Imagine you are in a fine-dining restaurant. You order a piping hot tomato soup. You gulp it down in the next 15 minutes, upon which you order a tangy, icy orange-crush drink. You have the same right after having consumed the hot soup. And what follows later is an awful experience that leads you to visit the cloakroom, followed by a stifling regimen with meds and then, of course, even a day or two of being away from work, trying to get better at home.
In case you are wondering what this is all about, this is what transpired for India. In the same instance where a country was united in congratulating Madhya Pradesh for cleanliness is now dreading the news coming from another part of the nation that’s nothing but a blithe on hygiene.
It’s like consuming something enticing and sweet and then, immediately, gulping something bitter and pungent
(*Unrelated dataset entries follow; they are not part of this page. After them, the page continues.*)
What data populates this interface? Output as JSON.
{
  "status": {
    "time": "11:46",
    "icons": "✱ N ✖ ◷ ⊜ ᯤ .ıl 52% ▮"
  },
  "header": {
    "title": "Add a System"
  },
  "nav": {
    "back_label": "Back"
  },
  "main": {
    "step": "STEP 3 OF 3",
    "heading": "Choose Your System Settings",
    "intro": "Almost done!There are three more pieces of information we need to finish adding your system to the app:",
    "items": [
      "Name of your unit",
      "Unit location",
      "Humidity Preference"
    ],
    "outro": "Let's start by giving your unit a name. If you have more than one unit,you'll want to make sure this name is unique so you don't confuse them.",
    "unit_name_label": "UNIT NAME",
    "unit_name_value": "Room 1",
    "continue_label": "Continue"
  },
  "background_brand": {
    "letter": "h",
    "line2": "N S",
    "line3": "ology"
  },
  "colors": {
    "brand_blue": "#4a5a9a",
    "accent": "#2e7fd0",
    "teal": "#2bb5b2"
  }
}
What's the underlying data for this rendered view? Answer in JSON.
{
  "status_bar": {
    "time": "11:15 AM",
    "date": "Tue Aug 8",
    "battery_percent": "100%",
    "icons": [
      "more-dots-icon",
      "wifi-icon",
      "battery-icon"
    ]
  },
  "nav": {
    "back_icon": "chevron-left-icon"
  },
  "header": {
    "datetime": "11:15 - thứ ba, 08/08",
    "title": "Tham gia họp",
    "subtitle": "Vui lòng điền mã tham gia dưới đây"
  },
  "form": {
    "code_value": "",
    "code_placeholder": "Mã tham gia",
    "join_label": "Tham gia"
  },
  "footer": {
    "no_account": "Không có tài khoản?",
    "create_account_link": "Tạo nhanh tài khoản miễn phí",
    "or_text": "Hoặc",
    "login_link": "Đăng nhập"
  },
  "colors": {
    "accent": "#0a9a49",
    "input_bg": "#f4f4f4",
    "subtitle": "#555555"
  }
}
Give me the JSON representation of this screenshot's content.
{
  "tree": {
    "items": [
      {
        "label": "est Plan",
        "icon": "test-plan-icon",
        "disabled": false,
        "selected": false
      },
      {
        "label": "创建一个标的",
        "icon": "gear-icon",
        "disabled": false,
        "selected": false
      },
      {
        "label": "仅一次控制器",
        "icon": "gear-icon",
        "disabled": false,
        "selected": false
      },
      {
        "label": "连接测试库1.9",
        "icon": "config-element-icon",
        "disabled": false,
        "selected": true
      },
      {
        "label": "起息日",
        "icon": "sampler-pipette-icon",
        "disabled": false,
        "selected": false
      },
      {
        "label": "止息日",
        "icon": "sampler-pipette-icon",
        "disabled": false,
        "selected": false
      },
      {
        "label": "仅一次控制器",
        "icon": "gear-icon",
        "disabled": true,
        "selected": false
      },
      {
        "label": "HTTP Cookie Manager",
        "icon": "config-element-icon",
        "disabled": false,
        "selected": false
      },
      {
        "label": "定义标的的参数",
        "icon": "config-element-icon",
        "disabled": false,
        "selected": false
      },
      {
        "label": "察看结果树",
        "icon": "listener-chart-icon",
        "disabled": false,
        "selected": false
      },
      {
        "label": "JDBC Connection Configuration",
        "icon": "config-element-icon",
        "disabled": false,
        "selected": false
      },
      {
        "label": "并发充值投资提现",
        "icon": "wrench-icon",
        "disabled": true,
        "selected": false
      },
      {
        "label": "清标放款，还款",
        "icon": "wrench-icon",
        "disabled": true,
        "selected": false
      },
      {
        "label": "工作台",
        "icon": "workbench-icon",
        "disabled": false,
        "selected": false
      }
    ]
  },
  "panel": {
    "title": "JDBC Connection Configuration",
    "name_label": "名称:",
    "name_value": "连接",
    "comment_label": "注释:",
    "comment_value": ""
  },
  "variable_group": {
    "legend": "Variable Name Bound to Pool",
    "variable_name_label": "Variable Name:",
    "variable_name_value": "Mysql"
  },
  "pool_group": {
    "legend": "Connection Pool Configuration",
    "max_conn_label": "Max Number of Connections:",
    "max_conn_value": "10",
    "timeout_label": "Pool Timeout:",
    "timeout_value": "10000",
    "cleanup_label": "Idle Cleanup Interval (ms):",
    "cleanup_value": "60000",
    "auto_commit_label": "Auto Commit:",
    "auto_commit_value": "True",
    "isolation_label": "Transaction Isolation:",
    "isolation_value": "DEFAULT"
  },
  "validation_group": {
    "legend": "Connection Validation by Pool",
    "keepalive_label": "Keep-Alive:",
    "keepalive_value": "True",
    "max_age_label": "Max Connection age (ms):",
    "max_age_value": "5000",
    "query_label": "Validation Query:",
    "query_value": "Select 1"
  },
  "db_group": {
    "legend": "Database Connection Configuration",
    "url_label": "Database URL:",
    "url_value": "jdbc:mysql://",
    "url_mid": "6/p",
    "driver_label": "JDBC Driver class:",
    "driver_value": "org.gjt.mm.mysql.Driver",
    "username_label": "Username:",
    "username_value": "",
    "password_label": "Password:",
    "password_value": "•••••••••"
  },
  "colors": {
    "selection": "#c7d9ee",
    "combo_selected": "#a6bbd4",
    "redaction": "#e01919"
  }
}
On the very same day where marvellous cities like Indore and Bhopal made an entire country proud by being adjudged as the cleanest cities in India- another state has dulled the mood completely by presenting a polarised picture of cleanliness and the overall state of hygiene in the country. Can you guess what that state is?
Perhaps, it may not move one’s brow in immediate shock to learn the answer. Hey, did you know it’s that obvious? West Bengal, is the only current Indian state that has managed to conjure quite a dubious record of sorts where the state of cleanliness of the country stands?
Apparently, so blatantly ugly has been the situation of the Mamata Banerjee-governed state that around 19 of India’s 25 dirtiest cities fall in West Bengal. It’s quite upsetting and weird to know that while on the one hand, much smaller cities in area and size when compared to a Mumbai, Delhi, Hyderabad or Chennai such as an Indore is making the country proud, much bigger states like West Bengal, entrusted with a mega political power, a more pronounced presence and perhaps, more funds to develop are ‘dirtying’ India’s reputation.
Does that mean that we are in midst of a not so engaging, albeit shocking display of sorts? That there are the vibrant, larger cities that aren’t able to sky-rocket to the top of the cleanliness survey and there are much smaller but arguably better-managed cities that are embarking on a new change?
The answer still rests for much-wider description. Among the 19 dirtiest West Bengal cities include- Darjeeling, Siliguri, Serampore, Madhyamgram, North Barrackpore, Bankura and others. This is, indeed, a dubious list that doesn’t speak well of West Bengal. What’s creating all the wrong sort of buzz is that these cities have been ranked abysmally on all quarters related to cleanliness and hygiene.
There’s waste collection, open defecation, solid waste processing, disposal and another criterion that collectively forms the backbone of the rankings. Interestingly, while that paints a not so pretty picture of the country’s eastern part, there’s another state in the unpopular list that will not make anyone proud.
The town of Bhadreshwar in Gujarat is at the absolute dead bottom of a list that includes 500 cities in India. The nationwide cleanliness survey that found out these cities include a population of over 1 lakh denizens and the findings were gathered (and conducted) by the Union housing and urban affairs Ministry has found.
When it came to the dirtiest states of the country, then West Bengal was ranked the worst, fearing as the poorest when it comes to the state of cleanliness in the country. But that told, there’s an immediate sense of concern about West Bengal. And in case you are wondering why there’s a simple reason.
The state, for reasons, best known to itself, decided to skip the said survey when it had been conducted back in 2016 and 2017 seasons. Cities were ranked on the basis of their performance in six parameters including collection and transportation of municipal solid waste, their processing and disposal, sanitation-related progress, innovation and best practices adopted by cities.
This news was confirmed by a senior ministry official who shared that West Bengal had chosen not to participate in the earlier two cleanliness surveys that were conducted by the ministry in 2016 and 2017. Wonder what this says about the state and in turn, about the country?